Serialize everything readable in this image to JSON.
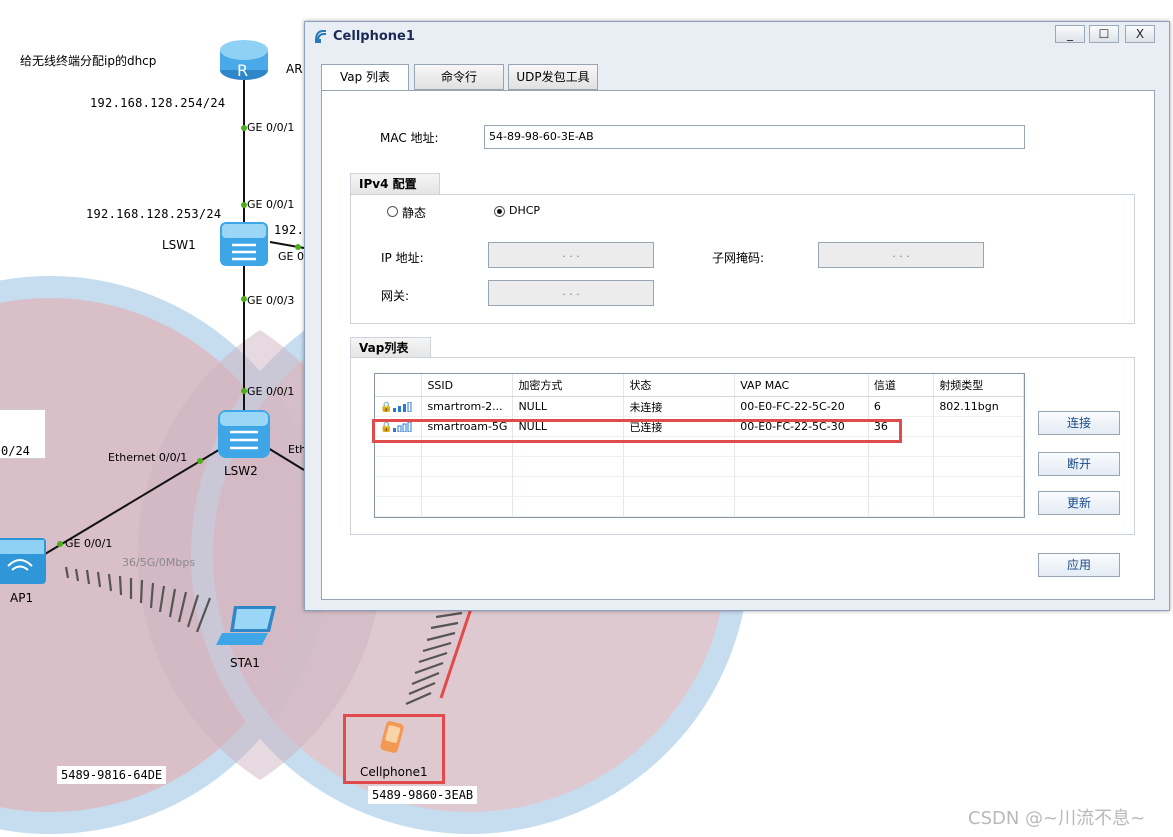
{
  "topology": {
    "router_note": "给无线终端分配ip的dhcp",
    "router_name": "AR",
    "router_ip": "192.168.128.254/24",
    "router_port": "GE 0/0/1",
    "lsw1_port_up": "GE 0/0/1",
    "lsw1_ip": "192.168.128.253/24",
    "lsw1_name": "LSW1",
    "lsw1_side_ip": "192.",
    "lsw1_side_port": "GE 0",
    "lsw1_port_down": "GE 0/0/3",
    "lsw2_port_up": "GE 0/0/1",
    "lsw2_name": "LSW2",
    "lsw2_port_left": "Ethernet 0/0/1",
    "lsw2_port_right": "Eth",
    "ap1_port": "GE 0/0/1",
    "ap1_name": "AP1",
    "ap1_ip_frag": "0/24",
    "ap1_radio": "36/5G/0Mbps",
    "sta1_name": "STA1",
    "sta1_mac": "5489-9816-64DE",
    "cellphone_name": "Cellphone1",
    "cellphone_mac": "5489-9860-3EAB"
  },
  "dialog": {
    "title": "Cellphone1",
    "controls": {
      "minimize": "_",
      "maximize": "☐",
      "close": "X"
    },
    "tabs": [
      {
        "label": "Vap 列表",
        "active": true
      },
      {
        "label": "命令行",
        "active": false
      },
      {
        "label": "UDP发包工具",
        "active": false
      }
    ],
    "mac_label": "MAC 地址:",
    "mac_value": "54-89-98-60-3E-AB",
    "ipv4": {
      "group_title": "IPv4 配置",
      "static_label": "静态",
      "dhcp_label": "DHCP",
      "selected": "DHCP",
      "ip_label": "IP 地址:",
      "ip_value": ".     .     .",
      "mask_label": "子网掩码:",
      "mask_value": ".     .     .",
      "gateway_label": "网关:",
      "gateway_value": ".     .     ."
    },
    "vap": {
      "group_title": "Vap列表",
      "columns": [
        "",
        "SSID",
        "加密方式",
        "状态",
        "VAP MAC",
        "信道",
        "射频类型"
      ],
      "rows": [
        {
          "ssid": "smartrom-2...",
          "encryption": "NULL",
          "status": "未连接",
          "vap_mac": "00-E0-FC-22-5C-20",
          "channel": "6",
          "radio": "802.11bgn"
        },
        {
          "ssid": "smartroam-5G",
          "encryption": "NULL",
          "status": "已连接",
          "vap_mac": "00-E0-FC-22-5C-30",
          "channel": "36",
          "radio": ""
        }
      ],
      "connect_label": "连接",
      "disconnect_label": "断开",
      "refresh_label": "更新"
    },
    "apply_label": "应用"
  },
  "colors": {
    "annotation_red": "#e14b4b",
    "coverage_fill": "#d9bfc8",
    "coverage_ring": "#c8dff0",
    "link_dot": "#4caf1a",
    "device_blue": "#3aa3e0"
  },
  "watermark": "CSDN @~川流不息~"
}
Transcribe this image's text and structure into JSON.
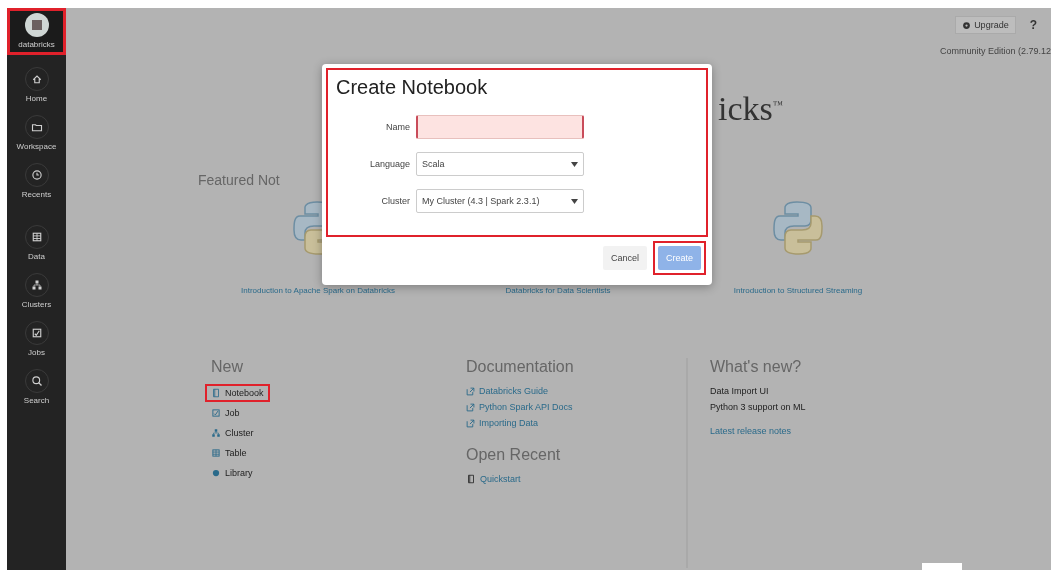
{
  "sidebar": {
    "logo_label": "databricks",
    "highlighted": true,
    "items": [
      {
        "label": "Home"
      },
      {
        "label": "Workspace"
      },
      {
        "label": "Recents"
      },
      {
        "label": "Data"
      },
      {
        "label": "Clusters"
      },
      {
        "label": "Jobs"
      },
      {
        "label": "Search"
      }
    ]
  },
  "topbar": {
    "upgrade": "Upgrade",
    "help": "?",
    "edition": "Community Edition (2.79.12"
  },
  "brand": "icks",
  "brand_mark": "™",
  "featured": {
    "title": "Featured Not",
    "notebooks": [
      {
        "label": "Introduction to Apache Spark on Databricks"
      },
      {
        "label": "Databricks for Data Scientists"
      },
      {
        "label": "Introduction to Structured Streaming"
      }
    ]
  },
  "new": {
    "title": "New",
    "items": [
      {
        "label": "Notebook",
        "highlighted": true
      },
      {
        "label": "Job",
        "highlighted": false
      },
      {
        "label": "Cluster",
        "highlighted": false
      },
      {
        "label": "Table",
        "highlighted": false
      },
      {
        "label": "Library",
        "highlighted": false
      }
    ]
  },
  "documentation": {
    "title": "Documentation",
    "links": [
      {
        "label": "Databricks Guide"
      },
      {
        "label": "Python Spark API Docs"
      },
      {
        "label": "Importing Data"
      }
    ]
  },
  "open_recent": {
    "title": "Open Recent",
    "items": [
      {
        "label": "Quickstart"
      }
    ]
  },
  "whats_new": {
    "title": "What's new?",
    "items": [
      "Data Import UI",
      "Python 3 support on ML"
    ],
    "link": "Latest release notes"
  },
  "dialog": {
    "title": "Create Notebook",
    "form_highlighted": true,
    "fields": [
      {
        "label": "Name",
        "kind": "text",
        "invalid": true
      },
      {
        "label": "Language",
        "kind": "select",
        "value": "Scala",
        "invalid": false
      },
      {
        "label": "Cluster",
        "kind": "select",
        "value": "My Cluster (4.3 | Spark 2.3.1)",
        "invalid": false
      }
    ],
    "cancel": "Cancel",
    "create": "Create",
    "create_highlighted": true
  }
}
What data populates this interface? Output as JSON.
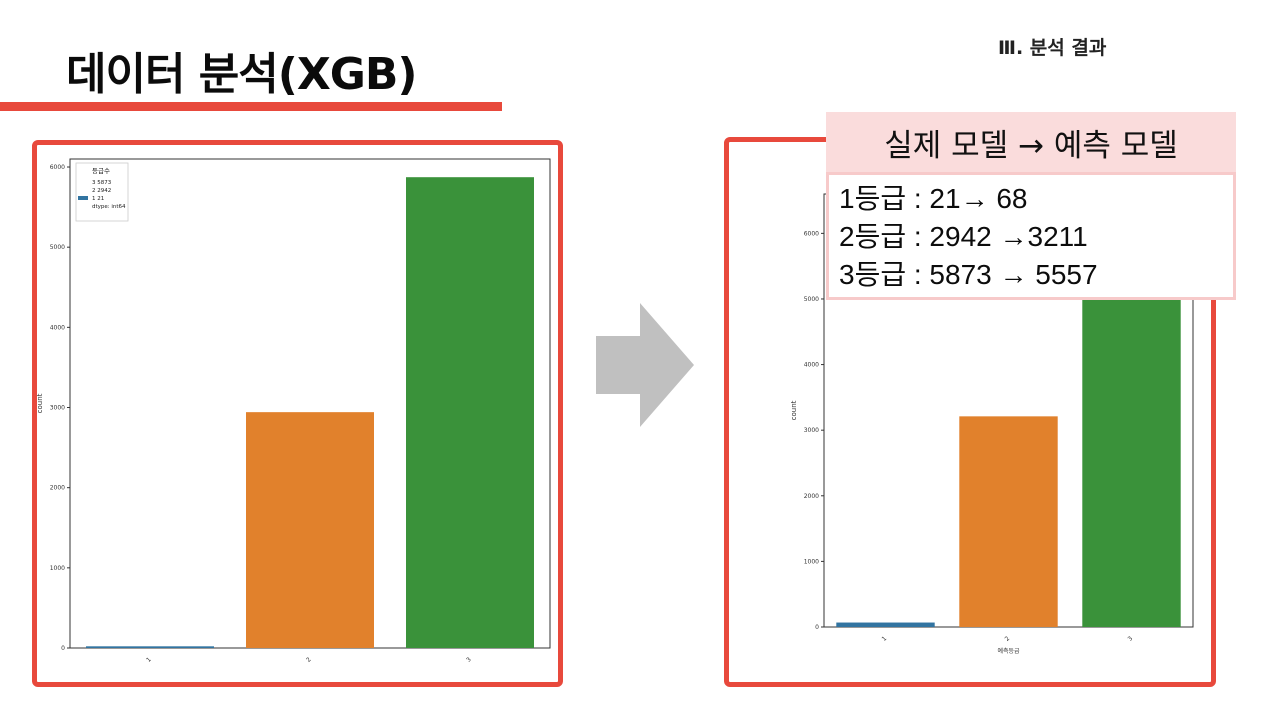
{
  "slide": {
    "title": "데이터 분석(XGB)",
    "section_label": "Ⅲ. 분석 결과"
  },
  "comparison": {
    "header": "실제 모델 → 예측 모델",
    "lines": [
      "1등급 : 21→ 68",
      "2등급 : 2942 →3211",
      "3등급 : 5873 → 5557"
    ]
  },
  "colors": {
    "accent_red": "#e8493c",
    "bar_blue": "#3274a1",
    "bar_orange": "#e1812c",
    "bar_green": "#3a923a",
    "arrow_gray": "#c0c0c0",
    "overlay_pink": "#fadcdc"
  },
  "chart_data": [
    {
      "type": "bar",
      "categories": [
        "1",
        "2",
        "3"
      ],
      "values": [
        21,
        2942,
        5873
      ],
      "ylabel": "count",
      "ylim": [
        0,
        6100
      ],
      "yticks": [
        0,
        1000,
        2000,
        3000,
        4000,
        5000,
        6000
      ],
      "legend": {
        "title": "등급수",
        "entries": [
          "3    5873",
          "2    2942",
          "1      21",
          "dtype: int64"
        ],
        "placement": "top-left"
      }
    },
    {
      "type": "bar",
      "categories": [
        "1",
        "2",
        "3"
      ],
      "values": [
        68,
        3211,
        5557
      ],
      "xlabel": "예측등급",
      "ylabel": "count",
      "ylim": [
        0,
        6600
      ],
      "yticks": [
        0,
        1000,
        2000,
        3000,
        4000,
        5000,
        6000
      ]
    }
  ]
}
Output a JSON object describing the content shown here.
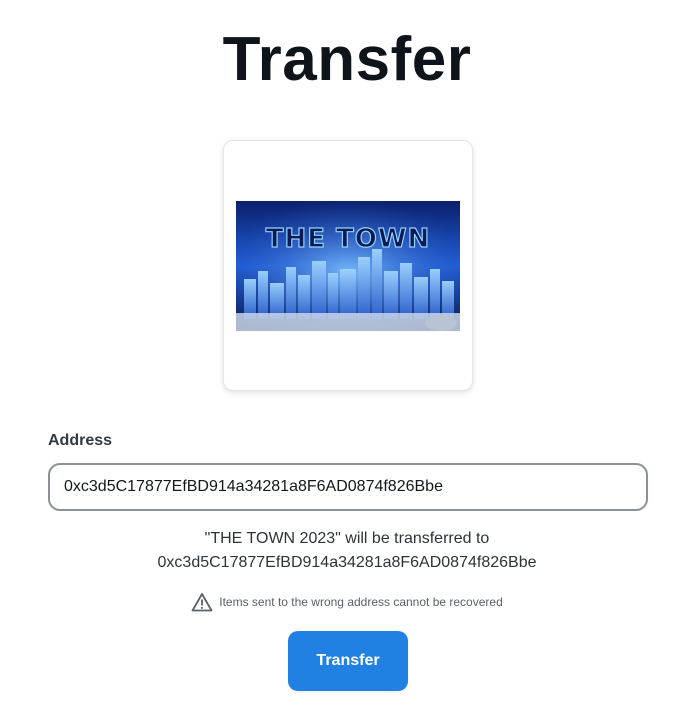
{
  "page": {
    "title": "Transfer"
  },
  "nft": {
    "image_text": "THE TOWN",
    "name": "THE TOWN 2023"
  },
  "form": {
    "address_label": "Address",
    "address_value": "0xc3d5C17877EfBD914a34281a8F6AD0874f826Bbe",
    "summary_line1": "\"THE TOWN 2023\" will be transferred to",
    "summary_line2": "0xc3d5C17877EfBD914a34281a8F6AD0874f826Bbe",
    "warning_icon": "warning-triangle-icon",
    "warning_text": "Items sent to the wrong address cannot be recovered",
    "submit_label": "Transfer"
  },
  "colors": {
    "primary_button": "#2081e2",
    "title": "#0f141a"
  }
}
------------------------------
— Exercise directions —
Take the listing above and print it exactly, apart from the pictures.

— Result of this exercise —
Serialize everything readable in this image to JSON.
{
  "topology": {
    "router_note": "给无线终端分配ip的dhcp",
    "router_name": "AR",
    "router_ip": "192.168.128.254/24",
    "router_port": "GE 0/0/1",
    "lsw1_port_up": "GE 0/0/1",
    "lsw1_ip": "192.168.128.253/24",
    "lsw1_name": "LSW1",
    "lsw1_side_ip": "192.",
    "lsw1_side_port": "GE 0",
    "lsw1_port_down": "GE 0/0/3",
    "lsw2_port_up": "GE 0/0/1",
    "lsw2_name": "LSW2",
    "lsw2_port_left": "Ethernet 0/0/1",
    "lsw2_port_right": "Eth",
    "ap1_port": "GE 0/0/1",
    "ap1_name": "AP1",
    "ap1_ip_frag": "0/24",
    "ap1_radio": "36/5G/0Mbps",
    "sta1_name": "STA1",
    "sta1_mac": "5489-9816-64DE",
    "cellphone_name": "Cellphone1",
    "cellphone_mac": "5489-9860-3EAB"
  },
  "dialog": {
    "title": "Cellphone1",
    "controls": {
      "minimize": "_",
      "maximize": "☐",
      "close": "X"
    },
    "tabs": [
      {
        "label": "Vap 列表",
        "active": true
      },
      {
        "label": "命令行",
        "active": false
      },
      {
        "label": "UDP发包工具",
        "active": false
      }
    ],
    "mac_label": "MAC 地址:",
    "mac_value": "54-89-98-60-3E-AB",
    "ipv4": {
      "group_title": "IPv4 配置",
      "static_label": "静态",
      "dhcp_label": "DHCP",
      "selected": "DHCP",
      "ip_label": "IP 地址:",
      "ip_value": ".     .     .",
      "mask_label": "子网掩码:",
      "mask_value": ".     .     .",
      "gateway_label": "网关:",
      "gateway_value": ".     .     ."
    },
    "vap": {
      "group_title": "Vap列表",
      "columns": [
        "",
        "SSID",
        "加密方式",
        "状态",
        "VAP MAC",
        "信道",
        "射频类型"
      ],
      "rows": [
        {
          "ssid": "smartrom-2...",
          "encryption": "NULL",
          "status": "未连接",
          "vap_mac": "00-E0-FC-22-5C-20",
          "channel": "6",
          "radio": "802.11bgn"
        },
        {
          "ssid": "smartroam-5G",
          "encryption": "NULL",
          "status": "已连接",
          "vap_mac": "00-E0-FC-22-5C-30",
          "channel": "36",
          "radio": ""
        }
      ],
      "connect_label": "连接",
      "disconnect_label": "断开",
      "refresh_label": "更新"
    },
    "apply_label": "应用"
  },
  "colors": {
    "annotation_red": "#e14b4b",
    "coverage_fill": "#d9bfc8",
    "coverage_ring": "#c8dff0",
    "link_dot": "#4caf1a",
    "device_blue": "#3aa3e0"
  },
  "watermark": "CSDN @~川流不息~"
}
Transcribe this image's text and structure into JSON.
{
  "sidebar": {
    "logo_label": "databricks",
    "highlighted": true,
    "items": [
      {
        "label": "Home"
      },
      {
        "label": "Workspace"
      },
      {
        "label": "Recents"
      },
      {
        "label": "Data"
      },
      {
        "label": "Clusters"
      },
      {
        "label": "Jobs"
      },
      {
        "label": "Search"
      }
    ]
  },
  "topbar": {
    "upgrade": "Upgrade",
    "help": "?",
    "edition": "Community Edition (2.79.12"
  },
  "brand": "icks",
  "brand_mark": "™",
  "featured": {
    "title": "Featured Not",
    "notebooks": [
      {
        "label": "Introduction to Apache Spark on Databricks"
      },
      {
        "label": "Databricks for Data Scientists"
      },
      {
        "label": "Introduction to Structured Streaming"
      }
    ]
  },
  "new": {
    "title": "New",
    "items": [
      {
        "label": "Notebook",
        "highlighted": true
      },
      {
        "label": "Job",
        "highlighted": false
      },
      {
        "label": "Cluster",
        "highlighted": false
      },
      {
        "label": "Table",
        "highlighted": false
      },
      {
        "label": "Library",
        "highlighted": false
      }
    ]
  },
  "documentation": {
    "title": "Documentation",
    "links": [
      {
        "label": "Databricks Guide"
      },
      {
        "label": "Python Spark API Docs"
      },
      {
        "label": "Importing Data"
      }
    ]
  },
  "open_recent": {
    "title": "Open Recent",
    "items": [
      {
        "label": "Quickstart"
      }
    ]
  },
  "whats_new": {
    "title": "What's new?",
    "items": [
      "Data Import UI",
      "Python 3 support on ML"
    ],
    "link": "Latest release notes"
  },
  "dialog": {
    "title": "Create Notebook",
    "form_highlighted": true,
    "fields": [
      {
        "label": "Name",
        "kind": "text",
        "invalid": true
      },
      {
        "label": "Language",
        "kind": "select",
        "value": "Scala",
        "invalid": false
      },
      {
        "label": "Cluster",
        "kind": "select",
        "value": "My Cluster (4.3 | Spark 2.3.1)",
        "invalid": false
      }
    ],
    "cancel": "Cancel",
    "create": "Create",
    "create_highlighted": true
  }
}
What data populates this interface? Output as JSON.
{
  "slide": {
    "title": "데이터 분석(XGB)",
    "section_label": "Ⅲ. 분석 결과"
  },
  "comparison": {
    "header": "실제 모델 → 예측 모델",
    "lines": [
      "1등급 : 21→ 68",
      "2등급 : 2942 →3211",
      "3등급 : 5873 → 5557"
    ]
  },
  "colors": {
    "accent_red": "#e8493c",
    "bar_blue": "#3274a1",
    "bar_orange": "#e1812c",
    "bar_green": "#3a923a",
    "arrow_gray": "#c0c0c0",
    "overlay_pink": "#fadcdc"
  },
  "chart_data": [
    {
      "type": "bar",
      "categories": [
        "1",
        "2",
        "3"
      ],
      "values": [
        21,
        2942,
        5873
      ],
      "ylabel": "count",
      "ylim": [
        0,
        6100
      ],
      "yticks": [
        0,
        1000,
        2000,
        3000,
        4000,
        5000,
        6000
      ],
      "legend": {
        "title": "등급수",
        "entries": [
          "3    5873",
          "2    2942",
          "1      21",
          "dtype: int64"
        ],
        "placement": "top-left"
      }
    },
    {
      "type": "bar",
      "categories": [
        "1",
        "2",
        "3"
      ],
      "values": [
        68,
        3211,
        5557
      ],
      "xlabel": "예측등급",
      "ylabel": "count",
      "ylim": [
        0,
        6600
      ],
      "yticks": [
        0,
        1000,
        2000,
        3000,
        4000,
        5000,
        6000
      ]
    }
  ]
}
Output a JSON object describing the content shown here.
{
  "page": {
    "title": "Transfer"
  },
  "nft": {
    "image_text": "THE TOWN",
    "name": "THE TOWN 2023"
  },
  "form": {
    "address_label": "Address",
    "address_value": "0xc3d5C17877EfBD914a34281a8F6AD0874f826Bbe",
    "summary_line1": "\"THE TOWN 2023\" will be transferred to",
    "summary_line2": "0xc3d5C17877EfBD914a34281a8F6AD0874f826Bbe",
    "warning_icon": "warning-triangle-icon",
    "warning_text": "Items sent to the wrong address cannot be recovered",
    "submit_label": "Transfer"
  },
  "colors": {
    "primary_button": "#2081e2",
    "title": "#0f141a"
  }
}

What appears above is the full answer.